- Task objective
Would you write out all of the entries below, exactly as they stand?

Web page and app entries:
<<<<
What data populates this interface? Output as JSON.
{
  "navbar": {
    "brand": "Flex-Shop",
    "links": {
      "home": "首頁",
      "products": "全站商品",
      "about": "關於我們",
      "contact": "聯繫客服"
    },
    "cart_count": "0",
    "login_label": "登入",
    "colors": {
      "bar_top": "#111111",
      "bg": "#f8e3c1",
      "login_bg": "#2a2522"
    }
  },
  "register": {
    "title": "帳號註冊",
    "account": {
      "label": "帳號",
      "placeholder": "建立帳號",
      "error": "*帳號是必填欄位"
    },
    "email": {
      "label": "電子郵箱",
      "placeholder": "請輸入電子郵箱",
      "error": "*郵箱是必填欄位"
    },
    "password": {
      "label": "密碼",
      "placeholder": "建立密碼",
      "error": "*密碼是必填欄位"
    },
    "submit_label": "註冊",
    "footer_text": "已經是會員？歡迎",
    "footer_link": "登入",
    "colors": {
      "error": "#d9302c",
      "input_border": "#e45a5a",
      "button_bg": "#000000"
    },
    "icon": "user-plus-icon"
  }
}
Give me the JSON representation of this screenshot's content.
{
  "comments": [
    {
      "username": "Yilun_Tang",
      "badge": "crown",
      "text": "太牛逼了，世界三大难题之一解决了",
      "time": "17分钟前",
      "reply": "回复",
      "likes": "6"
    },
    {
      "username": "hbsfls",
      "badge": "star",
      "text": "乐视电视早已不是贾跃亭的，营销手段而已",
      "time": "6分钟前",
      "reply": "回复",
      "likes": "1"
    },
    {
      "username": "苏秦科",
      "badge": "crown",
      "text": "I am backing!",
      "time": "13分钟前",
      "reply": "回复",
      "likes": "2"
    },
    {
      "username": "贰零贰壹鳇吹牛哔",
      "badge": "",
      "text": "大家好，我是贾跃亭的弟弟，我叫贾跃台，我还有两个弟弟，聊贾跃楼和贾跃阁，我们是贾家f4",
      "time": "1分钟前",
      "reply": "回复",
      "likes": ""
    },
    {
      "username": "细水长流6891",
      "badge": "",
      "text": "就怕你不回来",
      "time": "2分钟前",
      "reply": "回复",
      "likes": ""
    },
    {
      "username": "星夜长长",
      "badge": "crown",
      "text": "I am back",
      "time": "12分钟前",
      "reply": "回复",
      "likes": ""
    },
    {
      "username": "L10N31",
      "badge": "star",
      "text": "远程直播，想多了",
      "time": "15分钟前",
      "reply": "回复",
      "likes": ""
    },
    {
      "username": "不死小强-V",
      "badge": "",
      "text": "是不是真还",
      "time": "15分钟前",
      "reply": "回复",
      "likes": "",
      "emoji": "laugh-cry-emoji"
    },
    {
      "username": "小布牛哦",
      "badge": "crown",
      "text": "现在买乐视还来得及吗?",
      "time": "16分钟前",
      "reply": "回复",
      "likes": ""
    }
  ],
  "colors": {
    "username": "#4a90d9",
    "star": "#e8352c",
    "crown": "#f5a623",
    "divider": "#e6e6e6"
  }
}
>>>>
- Output
What data populates this interface? Output as JSON.
{
  "navbar": {
    "brand": "Flex-Shop",
    "links": {
      "home": "首頁",
      "products": "全站商品",
      "about": "關於我們",
      "contact": "聯繫客服"
    },
    "cart_count": "0",
    "login_label": "登入",
    "colors": {
      "bar_top": "#111111",
      "bg": "#f8e3c1",
      "login_bg": "#2a2522"
    }
  },
  "register": {
    "title": "帳號註冊",
    "account": {
      "label": "帳號",
      "placeholder": "建立帳號",
      "error": "*帳號是必填欄位"
    },
    "email": {
      "label": "電子郵箱",
      "placeholder": "請輸入電子郵箱",
      "error": "*郵箱是必填欄位"
    },
    "password": {
      "label": "密碼",
      "placeholder": "建立密碼",
      "error": "*密碼是必填欄位"
    },
    "submit_label": "註冊",
    "footer_text": "已經是會員？歡迎",
    "footer_link": "登入",
    "colors": {
      "error": "#d9302c",
      "input_border": "#e45a5a",
      "button_bg": "#000000"
    },
    "icon": "user-plus-icon"
  }
}
Give me the JSON representation of this screenshot's content.
{
  "comments": [
    {
      "username": "Yilun_Tang",
      "badge": "crown",
      "text": "太牛逼了，世界三大难题之一解决了",
      "time": "17分钟前",
      "reply": "回复",
      "likes": "6"
    },
    {
      "username": "hbsfls",
      "badge": "star",
      "text": "乐视电视早已不是贾跃亭的，营销手段而已",
      "time": "6分钟前",
      "reply": "回复",
      "likes": "1"
    },
    {
      "username": "苏秦科",
      "badge": "crown",
      "text": "I am backing!",
      "time": "13分钟前",
      "reply": "回复",
      "likes": "2"
    },
    {
      "username": "贰零贰壹鳇吹牛哔",
      "badge": "",
      "text": "大家好，我是贾跃亭的弟弟，我叫贾跃台，我还有两个弟弟，聊贾跃楼和贾跃阁，我们是贾家f4",
      "time": "1分钟前",
      "reply": "回复",
      "likes": ""
    },
    {
      "username": "细水长流6891",
      "badge": "",
      "text": "就怕你不回来",
      "time": "2分钟前",
      "reply": "回复",
      "likes": ""
    },
    {
      "username": "星夜长长",
      "badge": "crown",
      "text": "I am back",
      "time": "12分钟前",
      "reply": "回复",
      "likes": ""
    },
    {
      "username": "L10N31",
      "badge": "star",
      "text": "远程直播，想多了",
      "time": "15分钟前",
      "reply": "回复",
      "likes": ""
    },
    {
      "username": "不死小强-V",
      "badge": "",
      "text": "是不是真还",
      "time": "15分钟前",
      "reply": "回复",
      "likes": "",
      "emoji": "laugh-cry-emoji"
    },
    {
      "username": "小布牛哦",
      "badge": "crown",
      "text": "现在买乐视还来得及吗?",
      "time": "16分钟前",
      "reply": "回复",
      "likes": ""
    }
  ],
  "colors": {
    "username": "#4a90d9",
    "star": "#e8352c",
    "crown": "#f5a623",
    "divider": "#e6e6e6"
  }
}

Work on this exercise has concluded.